In Luke 10:25-37, Jesus tells a Jewish religious teacher to be like a despised Samaritan who loved a man (likely a Jewish man) beaten, robbed and left for dead as he himself would hope to be loved. Samaritans were often despised by Jewish people because of their different religious views and heritage. The hated Samaritan compassionately cared for this helpless man, cleansing and bandaging his wounds, and transporting him to a safe and restful shelter where he could heal. Jesus wants us to be like this Samaritan man. The Samaritan did not ask the man what he believed before helping him. He did not ask him to pay him back for the expenses at the inn. He simply cared for the man, no matter what and with no strings attached.
What would this text look like in our day, if, for example, the story entailed Christians and Muslims?
A team of Christian Army chaplains in Texas provide dates and Gatorade during Ramadan to Muslim military personnel for their rejuvenation at sundown when they find relief from their daily fast during military training exercises. As military chaplains, they are required to care for the spiritual needs of people of all faiths in their jurisdiction, not just fellow Christians. As Christians, in view of such texts like the Samaritan story, they are required to love their neighbors as themselves, including Muslims, no matter the tensions Christianity and Islam have endured in their engagement with one another over the generations. Whether or not any Muslim converts to Christ as a result of these acts of kindness, these Christian chaplains want to demonstrate to these Muslims and everyone else that they themselves have been converted to Christ and what conversion to Christ entails.

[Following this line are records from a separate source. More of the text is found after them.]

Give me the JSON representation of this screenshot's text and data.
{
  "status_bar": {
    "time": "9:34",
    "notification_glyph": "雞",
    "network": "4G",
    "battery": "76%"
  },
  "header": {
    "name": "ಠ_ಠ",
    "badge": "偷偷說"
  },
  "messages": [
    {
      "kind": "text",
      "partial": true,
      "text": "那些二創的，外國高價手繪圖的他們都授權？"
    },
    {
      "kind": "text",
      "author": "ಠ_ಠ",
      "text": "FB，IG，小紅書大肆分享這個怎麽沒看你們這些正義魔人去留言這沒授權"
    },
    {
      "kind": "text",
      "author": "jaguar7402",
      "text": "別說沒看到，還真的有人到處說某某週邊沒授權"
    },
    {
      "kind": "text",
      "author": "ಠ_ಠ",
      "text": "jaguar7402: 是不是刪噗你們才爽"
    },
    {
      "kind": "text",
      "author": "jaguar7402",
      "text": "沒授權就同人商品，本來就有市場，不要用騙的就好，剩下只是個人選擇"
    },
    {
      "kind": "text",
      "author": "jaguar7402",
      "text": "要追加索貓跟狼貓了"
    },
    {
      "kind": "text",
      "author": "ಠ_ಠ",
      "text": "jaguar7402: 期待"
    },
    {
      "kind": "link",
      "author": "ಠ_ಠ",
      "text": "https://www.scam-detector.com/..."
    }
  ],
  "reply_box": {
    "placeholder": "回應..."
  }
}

The Jewish scholar to whom Jesus spoke and the rest of us have more than a thing or two to learn about hospitality from this Samaritan, these American military chaplains, and these Muslim tribesmen. They teach us that loving our neighbors as ourselves goes beyond caring for those who think and believe like us, those who like us, or those we like. No matter how different we are from these models of hospitality and neighborliness, may we become more like them.

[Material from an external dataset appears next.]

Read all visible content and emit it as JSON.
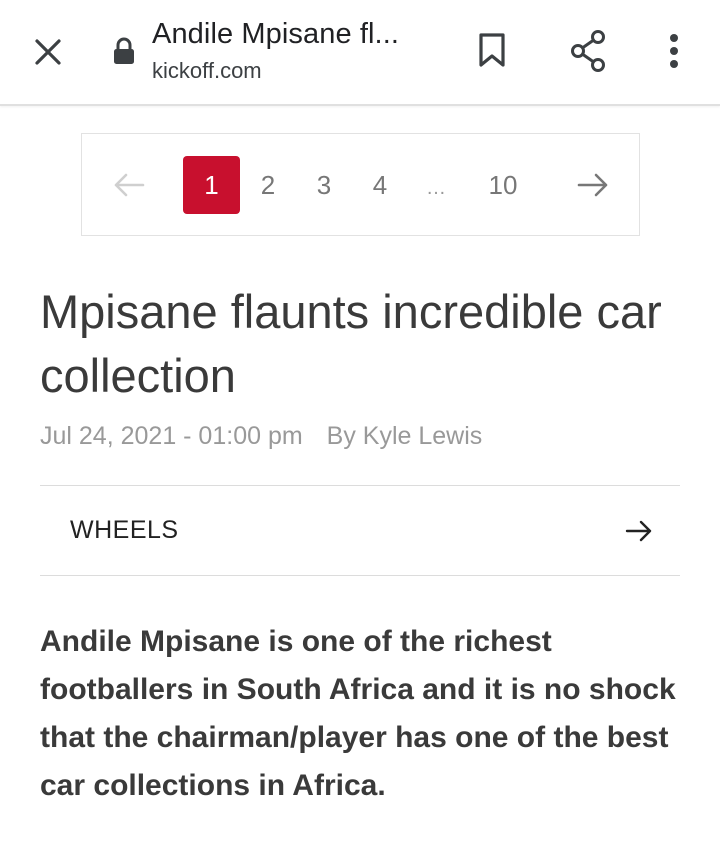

This piece is cross-posted at The Institute for the Theology of Culture: New Wine, New Wineskins and at The Christian Post.